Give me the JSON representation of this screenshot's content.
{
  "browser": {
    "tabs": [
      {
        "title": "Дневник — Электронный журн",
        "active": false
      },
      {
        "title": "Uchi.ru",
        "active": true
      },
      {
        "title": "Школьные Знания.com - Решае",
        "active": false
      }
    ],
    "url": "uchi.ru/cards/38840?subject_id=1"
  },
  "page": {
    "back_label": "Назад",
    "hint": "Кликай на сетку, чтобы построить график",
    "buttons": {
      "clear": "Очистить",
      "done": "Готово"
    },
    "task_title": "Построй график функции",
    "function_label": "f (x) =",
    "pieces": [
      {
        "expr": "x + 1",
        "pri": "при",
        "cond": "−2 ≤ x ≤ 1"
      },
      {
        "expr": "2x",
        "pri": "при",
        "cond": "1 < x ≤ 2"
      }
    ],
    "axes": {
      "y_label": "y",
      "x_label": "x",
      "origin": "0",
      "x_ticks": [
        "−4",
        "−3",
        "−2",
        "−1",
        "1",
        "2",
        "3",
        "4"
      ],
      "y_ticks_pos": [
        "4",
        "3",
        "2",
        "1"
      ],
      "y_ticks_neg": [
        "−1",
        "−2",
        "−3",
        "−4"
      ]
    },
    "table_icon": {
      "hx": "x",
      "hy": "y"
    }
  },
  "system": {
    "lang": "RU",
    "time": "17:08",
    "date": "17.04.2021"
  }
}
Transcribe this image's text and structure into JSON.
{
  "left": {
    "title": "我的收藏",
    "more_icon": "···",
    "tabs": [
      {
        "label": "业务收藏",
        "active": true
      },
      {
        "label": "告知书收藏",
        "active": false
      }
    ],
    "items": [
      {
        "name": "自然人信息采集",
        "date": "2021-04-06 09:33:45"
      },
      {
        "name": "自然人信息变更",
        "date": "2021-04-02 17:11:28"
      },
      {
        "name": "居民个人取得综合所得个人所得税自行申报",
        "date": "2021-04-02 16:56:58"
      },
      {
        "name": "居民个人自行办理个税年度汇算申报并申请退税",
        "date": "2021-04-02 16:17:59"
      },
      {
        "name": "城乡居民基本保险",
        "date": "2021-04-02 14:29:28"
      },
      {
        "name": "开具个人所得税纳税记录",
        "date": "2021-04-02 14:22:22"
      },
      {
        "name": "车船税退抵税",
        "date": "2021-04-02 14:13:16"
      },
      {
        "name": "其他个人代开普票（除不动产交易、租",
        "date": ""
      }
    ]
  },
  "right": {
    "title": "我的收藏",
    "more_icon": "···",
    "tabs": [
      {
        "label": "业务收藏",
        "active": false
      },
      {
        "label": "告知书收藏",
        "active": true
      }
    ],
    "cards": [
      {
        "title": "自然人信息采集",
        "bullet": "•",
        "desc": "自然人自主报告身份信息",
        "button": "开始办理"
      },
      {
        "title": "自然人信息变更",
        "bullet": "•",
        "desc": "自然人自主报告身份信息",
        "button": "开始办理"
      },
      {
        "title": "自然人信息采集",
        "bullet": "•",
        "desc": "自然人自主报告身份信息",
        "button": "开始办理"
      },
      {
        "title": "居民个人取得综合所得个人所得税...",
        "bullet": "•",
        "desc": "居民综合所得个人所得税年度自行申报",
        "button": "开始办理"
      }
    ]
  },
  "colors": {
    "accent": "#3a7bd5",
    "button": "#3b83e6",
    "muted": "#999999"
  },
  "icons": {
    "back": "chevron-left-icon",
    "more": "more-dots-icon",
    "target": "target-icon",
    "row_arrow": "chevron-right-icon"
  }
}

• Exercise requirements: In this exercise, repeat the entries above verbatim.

• Exercise response:
Give me the JSON representation of this screenshot's content.
{
  "browser": {
    "tabs": [
      {
        "title": "Дневник — Электронный журн",
        "active": false
      },
      {
        "title": "Uchi.ru",
        "active": true
      },
      {
        "title": "Школьные Знания.com - Решае",
        "active": false
      }
    ],
    "url": "uchi.ru/cards/38840?subject_id=1"
  },
  "page": {
    "back_label": "Назад",
    "hint": "Кликай на сетку, чтобы построить график",
    "buttons": {
      "clear": "Очистить",
      "done": "Готово"
    },
    "task_title": "Построй график функции",
    "function_label": "f (x) =",
    "pieces": [
      {
        "expr": "x + 1",
        "pri": "при",
        "cond": "−2 ≤ x ≤ 1"
      },
      {
        "expr": "2x",
        "pri": "при",
        "cond": "1 < x ≤ 2"
      }
    ],
    "axes": {
      "y_label": "y",
      "x_label": "x",
      "origin": "0",
      "x_ticks": [
        "−4",
        "−3",
        "−2",
        "−1",
        "1",
        "2",
        "3",
        "4"
      ],
      "y_ticks_pos": [
        "4",
        "3",
        "2",
        "1"
      ],
      "y_ticks_neg": [
        "−1",
        "−2",
        "−3",
        "−4"
      ]
    },
    "table_icon": {
      "hx": "x",
      "hy": "y"
    }
  },
  "system": {
    "lang": "RU",
    "time": "17:08",
    "date": "17.04.2021"
  }
}
Transcribe this image's text and structure into JSON.
{
  "left": {
    "title": "我的收藏",
    "more_icon": "···",
    "tabs": [
      {
        "label": "业务收藏",
        "active": true
      },
      {
        "label": "告知书收藏",
        "active": false
      }
    ],
    "items": [
      {
        "name": "自然人信息采集",
        "date": "2021-04-06 09:33:45"
      },
      {
        "name": "自然人信息变更",
        "date": "2021-04-02 17:11:28"
      },
      {
        "name": "居民个人取得综合所得个人所得税自行申报",
        "date": "2021-04-02 16:56:58"
      },
      {
        "name": "居民个人自行办理个税年度汇算申报并申请退税",
        "date": "2021-04-02 16:17:59"
      },
      {
        "name": "城乡居民基本保险",
        "date": "2021-04-02 14:29:28"
      },
      {
        "name": "开具个人所得税纳税记录",
        "date": "2021-04-02 14:22:22"
      },
      {
        "name": "车船税退抵税",
        "date": "2021-04-02 14:13:16"
      },
      {
        "name": "其他个人代开普票（除不动产交易、租",
        "date": ""
      }
    ]
  },
  "right": {
    "title": "我的收藏",
    "more_icon": "···",
    "tabs": [
      {
        "label": "业务收藏",
        "active": false
      },
      {
        "label": "告知书收藏",
        "active": true
      }
    ],
    "cards": [
      {
        "title": "自然人信息采集",
        "bullet": "•",
        "desc": "自然人自主报告身份信息",
        "button": "开始办理"
      },
      {
        "title": "自然人信息变更",
        "bullet": "•",
        "desc": "自然人自主报告身份信息",
        "button": "开始办理"
      },
      {
        "title": "自然人信息采集",
        "bullet": "•",
        "desc": "自然人自主报告身份信息",
        "button": "开始办理"
      },
      {
        "title": "居民个人取得综合所得个人所得税...",
        "bullet": "•",
        "desc": "居民综合所得个人所得税年度自行申报",
        "button": "开始办理"
      }
    ]
  },
  "colors": {
    "accent": "#3a7bd5",
    "button": "#3b83e6",
    "muted": "#999999"
  },
  "icons": {
    "back": "chevron-left-icon",
    "more": "more-dots-icon",
    "target": "target-icon",
    "row_arrow": "chevron-right-icon"
  }
}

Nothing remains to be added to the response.